### TASK STATEMENT:
Check each line of the entries for "Vinheta" and report the ones that have it.

(Beginning of DATASET)

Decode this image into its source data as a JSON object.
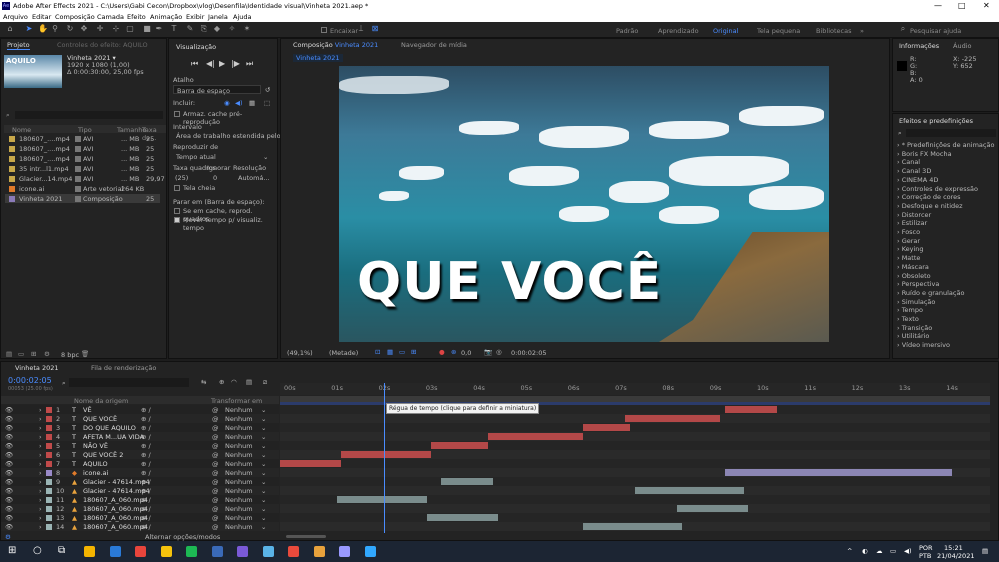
{
  "window": {
    "title": "Adobe After Effects 2021 - C:\\Users\\Gabi Cecon\\Dropbox\\vlog\\Desenfila\\Identidade visual\\Vinheta 2021.aep *",
    "minimize": "—",
    "maximize": "□",
    "close": "✕"
  },
  "menu": [
    "Arquivo",
    "Editar",
    "Composição",
    "Camada",
    "Efeito",
    "Animação",
    "Exibir",
    "Janela",
    "Ajuda"
  ],
  "toolbar": {
    "encaixar": "Encaixar",
    "workspaces": [
      "Padrão",
      "Aprendizado",
      "Original",
      "Tela pequena",
      "Bibliotecas"
    ],
    "active_workspace": "Original",
    "search": "Pesquisar ajuda"
  },
  "project": {
    "tab": "Projeto",
    "tab2": "Controles do efeito: AQUILO",
    "thumb_text": "AQUILO",
    "comp_name": "Vinheta 2021 ▾",
    "comp_info1": "1920 x 1080 (1,00)",
    "comp_info2": "Δ 0:00:30:00, 25,00 fps",
    "columns": [
      "Nome",
      "Tipo",
      "Tamanho",
      "Taxa de..."
    ],
    "items": [
      {
        "name": "180607_....mp4",
        "type": "AVI",
        "size": "... MB",
        "rate": "25",
        "color": "#c8a84a"
      },
      {
        "name": "180607_....mp4",
        "type": "AVI",
        "size": "... MB",
        "rate": "25",
        "color": "#c8a84a"
      },
      {
        "name": "180607_....mp4",
        "type": "AVI",
        "size": "... MB",
        "rate": "25",
        "color": "#c8a84a"
      },
      {
        "name": "35 intr...l1.mp4",
        "type": "AVI",
        "size": "... MB",
        "rate": "25",
        "color": "#c8a84a"
      },
      {
        "name": "Glacier...14.mp4",
        "type": "AVI",
        "size": "... MB",
        "rate": "29,97",
        "color": "#c8a84a"
      },
      {
        "name": "icone.ai",
        "type": "Arte vetorial",
        "size": "264 KB",
        "rate": "",
        "color": "#e07a2a"
      },
      {
        "name": "Vinheta 2021",
        "type": "Composição",
        "size": "",
        "rate": "25",
        "color": "#8a7ab8"
      }
    ],
    "bpc": "8 bpc"
  },
  "preview": {
    "tab": "Visualização",
    "atalho": "Atalho",
    "atalho_val": "Barra de espaço",
    "incluir": "Incluir:",
    "cache": "Armaz. cache pré-reprodução",
    "intervalo": "Intervalo",
    "intervalo_val": "Área de trabalho estendida pelo ...",
    "reproduzir": "Reproduzir de",
    "reproduzir_val": "Tempo atual",
    "taxa": "Taxa quadros",
    "ignorar": "Ignorar",
    "resolucao": "Resolução",
    "taxa_val": "(25)",
    "ignorar_val": "0",
    "resolucao_val": "Automá...",
    "tela_cheia": "Tela cheia",
    "parar": "Parar em (Barra de espaço):",
    "se_em_cache": "Se em cache, reprod. quadros",
    "mover": "Mover tempo p/ visualiz. tempo"
  },
  "comp": {
    "tab": "Composição",
    "tab_name": "Vinheta 2021",
    "tab2": "Navegador de mídia",
    "sub_tab": "Vinheta 2021",
    "overlay_text": "QUE VOCÊ",
    "zoom": "(49,1%)",
    "quality": "(Metade)",
    "timecode": "0:00:02:05"
  },
  "info": {
    "tab": "Informações",
    "tab2": "Áudio",
    "r": "R:",
    "g": "G:",
    "b": "B:",
    "a": "A: 0",
    "x": "X: -225",
    "y": "Y: 652"
  },
  "effects": {
    "tab": "Efeitos e predefinições",
    "items": [
      "* Predefinições de animação",
      "Boris FX Mocha",
      "Canal",
      "Canal 3D",
      "CINEMA 4D",
      "Controles de expressão",
      "Correção de cores",
      "Desfoque e nitidez",
      "Distorcer",
      "Estilizar",
      "Fosco",
      "Gerar",
      "Keying",
      "Matte",
      "Máscara",
      "Obsoleto",
      "Perspectiva",
      "Ruído e granulação",
      "Simulação",
      "Tempo",
      "Texto",
      "Transição",
      "Utilitário",
      "Vídeo imersivo"
    ]
  },
  "timeline": {
    "tab": "Vinheta 2021",
    "tab2": "Fila de renderização",
    "timecode": "0:00:02:05",
    "sub": "00053 (25.00 fps)",
    "col_source": "Nome da origem",
    "col_parent": "Transformar em principal...",
    "ruler": [
      "00s",
      "01s",
      "02s",
      "03s",
      "04s",
      "05s",
      "06s",
      "07s",
      "08s",
      "09s",
      "10s",
      "11s",
      "12s",
      "13s",
      "14s"
    ],
    "tooltip": "Régua de tempo (clique para definir a miniatura)",
    "layers": [
      {
        "n": "1",
        "name": "VÊ",
        "kind": "T",
        "color": "#c04a4a",
        "parent": "Nenhum",
        "start": 9.4,
        "end": 10.5,
        "bar": "#b34848"
      },
      {
        "n": "2",
        "name": "QUE VOCÊ",
        "kind": "T",
        "color": "#c04a4a",
        "parent": "Nenhum",
        "start": 7.3,
        "end": 9.3,
        "bar": "#b34848"
      },
      {
        "n": "3",
        "name": "DO QUE AQUILO",
        "kind": "T",
        "color": "#c04a4a",
        "parent": "Nenhum",
        "start": 6.4,
        "end": 7.4,
        "bar": "#b34848"
      },
      {
        "n": "4",
        "name": "AFETA M...UA VIDA",
        "kind": "T",
        "color": "#c04a4a",
        "parent": "Nenhum",
        "start": 4.4,
        "end": 6.4,
        "bar": "#b34848"
      },
      {
        "n": "5",
        "name": "NÃO VÊ",
        "kind": "T",
        "color": "#c04a4a",
        "parent": "Nenhum",
        "start": 3.2,
        "end": 4.4,
        "bar": "#b34848"
      },
      {
        "n": "6",
        "name": "QUE VOCÊ 2",
        "kind": "T",
        "color": "#c04a4a",
        "parent": "Nenhum",
        "start": 1.3,
        "end": 3.2,
        "bar": "#b34848"
      },
      {
        "n": "7",
        "name": "AQUILO",
        "kind": "T",
        "color": "#c04a4a",
        "parent": "Nenhum",
        "start": 0,
        "end": 1.3,
        "bar": "#b34848"
      },
      {
        "n": "8",
        "name": "icone.ai",
        "kind": "ai",
        "color": "#9a8ac8",
        "parent": "Nenhum",
        "start": 9.4,
        "end": 14.2,
        "bar": "#8c86b4"
      },
      {
        "n": "9",
        "name": "Glacier - 47614.mp4",
        "kind": "v",
        "color": "#9ab4b4",
        "parent": "Nenhum",
        "start": 3.4,
        "end": 4.5,
        "bar": "#7a8c8c"
      },
      {
        "n": "10",
        "name": "Glacier - 47614.mp4",
        "kind": "v",
        "color": "#9ab4b4",
        "parent": "Nenhum",
        "start": 7.5,
        "end": 9.8,
        "bar": "#7a8c8c"
      },
      {
        "n": "11",
        "name": "180607_A_060.mp4",
        "kind": "v",
        "color": "#9ab4b4",
        "parent": "Nenhum",
        "start": 1.2,
        "end": 3.1,
        "bar": "#7a8c8c"
      },
      {
        "n": "12",
        "name": "180607_A_060.mp4",
        "kind": "v",
        "color": "#9ab4b4",
        "parent": "Nenhum",
        "start": 8.4,
        "end": 9.9,
        "bar": "#7a8c8c"
      },
      {
        "n": "13",
        "name": "180607_A_060.mp4",
        "kind": "v",
        "color": "#9ab4b4",
        "parent": "Nenhum",
        "start": 3.1,
        "end": 4.6,
        "bar": "#7a8c8c"
      },
      {
        "n": "14",
        "name": "180607_A_060.mp4",
        "kind": "v",
        "color": "#9ab4b4",
        "parent": "Nenhum",
        "start": 6.4,
        "end": 8.5,
        "bar": "#7a8c8c"
      }
    ],
    "footer": "Alternar opções/modos"
  },
  "taskbar": {
    "lang": "POR",
    "lang2": "PTB",
    "time": "15:21",
    "date": "21/04/2021",
    "apps": [
      "#f4b400",
      "#2a7ad8",
      "#e8453c",
      "#f4c20d",
      "#1db954",
      "#3a6ab8",
      "#7a5ad8",
      "#5ab4e8",
      "#e84a3c",
      "#e8a23c",
      "#9999ff",
      "#31a8ff"
    ]
  },
  "colors": {
    "accent": "#4a8cff",
    "playhead": "#4a8cff"
  }
}
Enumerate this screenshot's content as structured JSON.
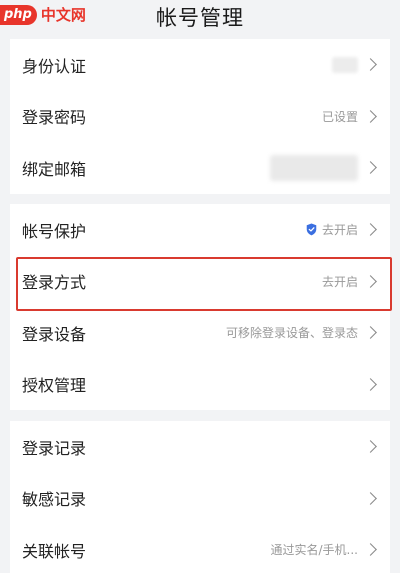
{
  "header": {
    "logo_badge": "php",
    "logo_text": "中文网",
    "title": "帐号管理"
  },
  "groups": [
    {
      "items": [
        {
          "label": "身份认证",
          "value": ""
        },
        {
          "label": "登录密码",
          "value": "已设置"
        },
        {
          "label": "绑定邮箱",
          "value": ""
        }
      ]
    },
    {
      "items": [
        {
          "label": "帐号保护",
          "value": "去开启",
          "icon": "shield-icon"
        },
        {
          "label": "登录方式",
          "value": "去开启",
          "highlighted": true
        },
        {
          "label": "登录设备",
          "value": "可移除登录设备、登录态"
        },
        {
          "label": "授权管理",
          "value": ""
        }
      ]
    },
    {
      "items": [
        {
          "label": "登录记录",
          "value": ""
        },
        {
          "label": "敏感记录",
          "value": ""
        },
        {
          "label": "关联帐号",
          "value": "通过实名/手机..."
        }
      ]
    }
  ],
  "colors": {
    "background": "#f2f3f5",
    "card": "#ffffff",
    "highlight_border": "#d93a2f",
    "shield_blue": "#3b6fe0",
    "logo_red": "#e8352b"
  }
}
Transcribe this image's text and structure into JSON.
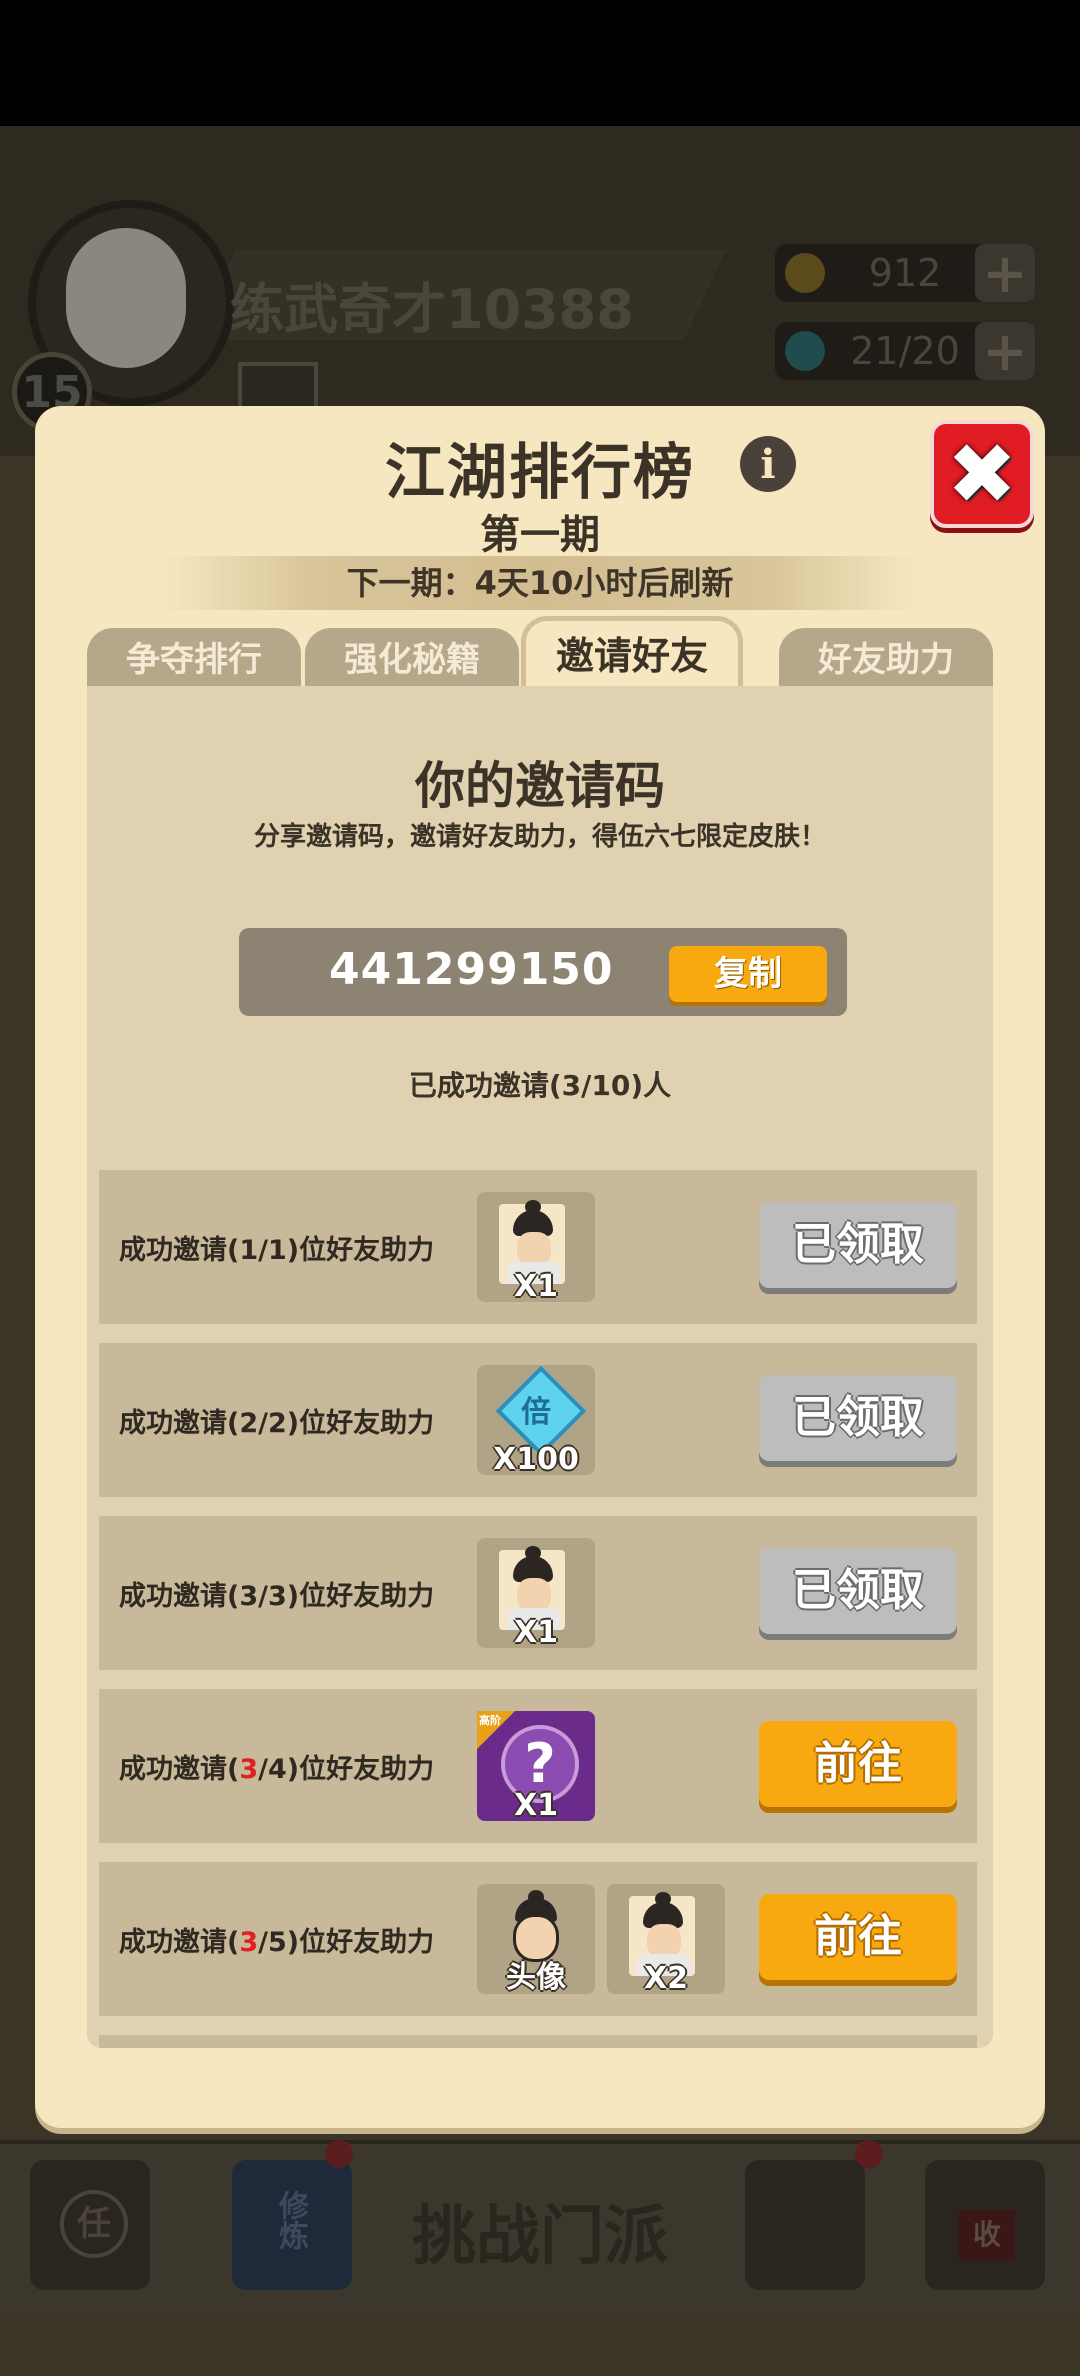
{
  "background": {
    "player_name": "练武奇才10388",
    "level": "15",
    "coins": "912",
    "energy": "21/20",
    "bottom_label": "挑战门派",
    "bottom_tab_1": "任",
    "bottom_tab_2": "修炼",
    "bottom_tab_5": "收"
  },
  "modal": {
    "title": "江湖排行榜",
    "subtitle": "第一期",
    "refresh_text": "下一期：4天10小时后刷新",
    "tabs": [
      "争夺排行",
      "强化秘籍",
      "邀请好友",
      "好友助力"
    ],
    "active_tab_index": 2
  },
  "invite": {
    "title": "你的邀请码",
    "description": "分享邀请码，邀请好友助力，得伍六七限定皮肤！",
    "code": "441299150",
    "copy_label": "复制",
    "invited_count": "已成功邀请(3/10)人"
  },
  "rows": [
    {
      "prefix": "成功邀请(",
      "current": "1",
      "suffix": "/1)位好友助力",
      "current_red": false,
      "rewards": [
        {
          "type": "hero",
          "count": "X1"
        }
      ],
      "button": "已领取",
      "state": "claimed"
    },
    {
      "prefix": "成功邀请(",
      "current": "2",
      "suffix": "/2)位好友助力",
      "current_red": false,
      "rewards": [
        {
          "type": "diamond",
          "icon_text": "倍",
          "count": "X100"
        }
      ],
      "button": "已领取",
      "state": "claimed"
    },
    {
      "prefix": "成功邀请(",
      "current": "3",
      "suffix": "/3)位好友助力",
      "current_red": false,
      "rewards": [
        {
          "type": "hero",
          "count": "X1"
        }
      ],
      "button": "已领取",
      "state": "claimed"
    },
    {
      "prefix": "成功邀请(",
      "current": "3",
      "suffix": "/4)位好友助力",
      "current_red": true,
      "rewards": [
        {
          "type": "mystery",
          "badge": "高阶",
          "count": "X1"
        }
      ],
      "button": "前往",
      "state": "go"
    },
    {
      "prefix": "成功邀请(",
      "current": "3",
      "suffix": "/5)位好友助力",
      "current_red": true,
      "rewards": [
        {
          "type": "avatar",
          "count": "头像"
        },
        {
          "type": "hero",
          "count": "X2"
        }
      ],
      "button": "前往",
      "state": "go"
    }
  ],
  "colors": {
    "modal_bg": "#f7e7c0",
    "panel_bg": "#e0d2b0",
    "row_bg": "#c7b999",
    "accent_orange": "#f7a90f",
    "claimed_gray": "#bdbdbd",
    "close_red": "#e21c23",
    "highlight_red": "#e02020"
  }
}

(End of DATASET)

### ANSWER BELOW:
    "title": "Adobe After Effects 2021 - C:\\Users\\Gabi Cecon\\Dropbox\\vlog\\Desenfila\\Identidade visual\\Vinheta 2021.aep *",
    "comp_name": "Vinheta 2021 ▾",
        "name": "Vinheta 2021",
    "tab_name": "Vinheta 2021",
    "sub_tab": "Vinheta 2021",
    "tab": "Vinheta 2021",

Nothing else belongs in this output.